Ringing: Frugal subdivision of curves and surfaces (IEEE-Computer Graphics and Applications) (Jarek Rossignac and Abhishek Venkatesh):
Abstract: Split&Tweak subdivisions iteratively refine a polygon by inserting a vertex in the middle of each edge (Split) and then moving each vertex to an affine combination of five consecutive vertices (Tweak). Special cases include Dyn, Gregory, and Levin’s fourpoint subdivision, Lane and Riesenfeld’s cubic and quintic B-spline subdivision, Rossignac’s subdivision which produces C2 curves, and Maillot and Stam’s generalization of these, which was recently analyzed by Rossignac and Schaefer and may be used to produce C4 curves that offer local control and closely approximate the control vertices or minimize the disparity between consecutive refinements. Applying d steps of Split&Tweak subdivision to a control polygon of n vertices requires temporary storage space for (n–5)2d+5 vertices. Rendering each span independently reduces temporary storage requirement (footprint) to 2d+5 vertices, but increases computation. The ringing approach introduced here reduces the footprint to 4d vertices.

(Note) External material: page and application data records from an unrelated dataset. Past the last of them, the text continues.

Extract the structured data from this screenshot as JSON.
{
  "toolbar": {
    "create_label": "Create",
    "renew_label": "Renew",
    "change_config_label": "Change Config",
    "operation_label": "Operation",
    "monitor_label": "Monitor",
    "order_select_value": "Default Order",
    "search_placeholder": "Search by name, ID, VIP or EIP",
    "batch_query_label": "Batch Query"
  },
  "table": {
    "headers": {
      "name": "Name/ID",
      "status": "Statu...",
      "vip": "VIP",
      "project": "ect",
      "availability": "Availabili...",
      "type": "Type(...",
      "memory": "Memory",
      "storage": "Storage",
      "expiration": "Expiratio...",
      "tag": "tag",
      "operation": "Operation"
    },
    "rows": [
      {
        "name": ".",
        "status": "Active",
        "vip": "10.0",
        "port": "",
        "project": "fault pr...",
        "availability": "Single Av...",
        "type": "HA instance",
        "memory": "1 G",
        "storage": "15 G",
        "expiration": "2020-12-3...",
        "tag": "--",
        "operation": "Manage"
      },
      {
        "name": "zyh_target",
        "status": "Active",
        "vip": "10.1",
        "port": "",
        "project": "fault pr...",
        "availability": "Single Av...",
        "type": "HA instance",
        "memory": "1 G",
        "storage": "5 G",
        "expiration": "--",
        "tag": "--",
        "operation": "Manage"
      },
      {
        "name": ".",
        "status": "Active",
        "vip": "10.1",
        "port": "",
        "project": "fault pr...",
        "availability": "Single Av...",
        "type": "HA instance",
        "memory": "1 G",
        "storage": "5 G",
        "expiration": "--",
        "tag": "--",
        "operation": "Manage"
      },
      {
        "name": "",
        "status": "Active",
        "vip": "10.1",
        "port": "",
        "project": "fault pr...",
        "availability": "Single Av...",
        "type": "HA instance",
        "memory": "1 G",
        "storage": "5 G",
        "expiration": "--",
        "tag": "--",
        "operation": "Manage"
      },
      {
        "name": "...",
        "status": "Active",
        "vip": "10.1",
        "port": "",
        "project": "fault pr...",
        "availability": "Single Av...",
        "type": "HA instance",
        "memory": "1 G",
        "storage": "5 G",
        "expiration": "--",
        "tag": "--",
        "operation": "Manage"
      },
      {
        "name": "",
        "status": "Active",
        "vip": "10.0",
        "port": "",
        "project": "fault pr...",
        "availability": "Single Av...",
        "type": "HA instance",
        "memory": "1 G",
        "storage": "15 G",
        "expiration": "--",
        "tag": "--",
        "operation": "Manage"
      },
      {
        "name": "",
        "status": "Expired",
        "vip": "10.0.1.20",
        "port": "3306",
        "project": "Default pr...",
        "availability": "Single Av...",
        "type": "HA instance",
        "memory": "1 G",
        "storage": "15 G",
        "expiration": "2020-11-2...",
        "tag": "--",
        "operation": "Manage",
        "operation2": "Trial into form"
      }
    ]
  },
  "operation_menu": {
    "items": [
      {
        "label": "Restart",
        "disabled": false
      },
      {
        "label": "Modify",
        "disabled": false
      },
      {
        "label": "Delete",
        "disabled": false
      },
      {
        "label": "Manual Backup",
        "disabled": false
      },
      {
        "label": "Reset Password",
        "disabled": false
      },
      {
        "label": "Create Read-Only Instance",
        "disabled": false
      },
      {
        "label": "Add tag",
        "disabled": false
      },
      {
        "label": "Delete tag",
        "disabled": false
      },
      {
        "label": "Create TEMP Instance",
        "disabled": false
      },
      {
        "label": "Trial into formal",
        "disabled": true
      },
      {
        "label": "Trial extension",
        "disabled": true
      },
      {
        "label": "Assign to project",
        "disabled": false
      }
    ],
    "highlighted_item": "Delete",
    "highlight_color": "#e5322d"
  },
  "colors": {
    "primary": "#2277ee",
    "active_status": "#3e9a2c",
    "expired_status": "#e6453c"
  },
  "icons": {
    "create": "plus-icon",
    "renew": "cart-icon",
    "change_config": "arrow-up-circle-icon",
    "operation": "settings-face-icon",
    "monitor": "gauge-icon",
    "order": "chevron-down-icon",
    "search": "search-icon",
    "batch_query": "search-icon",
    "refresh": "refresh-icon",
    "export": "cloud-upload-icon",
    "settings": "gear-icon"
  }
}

We describe an efficient implementation, show applications to surfaces and animations, and report timings comparing CPU and GPU implementations of ringing with the global and per-span approaches.
Keywords: Subdivision, Refinements, B-splines, Curves, Surfaces, Animation, GPU, Graphics, Streaming.
3D-Visualization of Power System Data Using Triangulation and Subdivision techniques. (Abhishek Venkatesh, George Cokkinides, A. P. Sakis Meliopoulos)
Abstract: 3-D surface visualizations of various power system operating quantities has always been challenging in terms of correctly capturing the changes of an arbitrary geographical shape power system. Triangulation methods offer promise for meaningful 3-D surface visualizations of such systems. In this paper we propose a scheme for such visualizations based on subdivision of triangle meshes. Input consists of various power system quantities such as voltage magnitude, voltage phase, reactive power flow, real power flow, electric current, etc. The data may be available from simulations or from real time streaming data from a model that is two-dimensional (geographic). We first perform a Delaunay Triangulation on the set of 2D sites and generate a triangle mesh. This triangle mesh is used to represent a coarse 3D surface. The height of this surface at a site is equal to the power system quantity at that site. This surface is refined using the butterfly subdivision scheme with an additional constraint that the heights of the interpolated vertices lie within the bounds of the original vertices from which they were interpolated. After each level of subdivision, we perform a modified Laplacian smoothing to compensate for the discontinuity introduced due to this bounding. The method is suitable for effective visualization of large geographic data. Example visualizations and performance indices are provided in the paper.
Keywords: Delaunay triangulation, corner table, butterfly subdivision, laplacian smoothing, 3D-vizualization, interpolating, surface.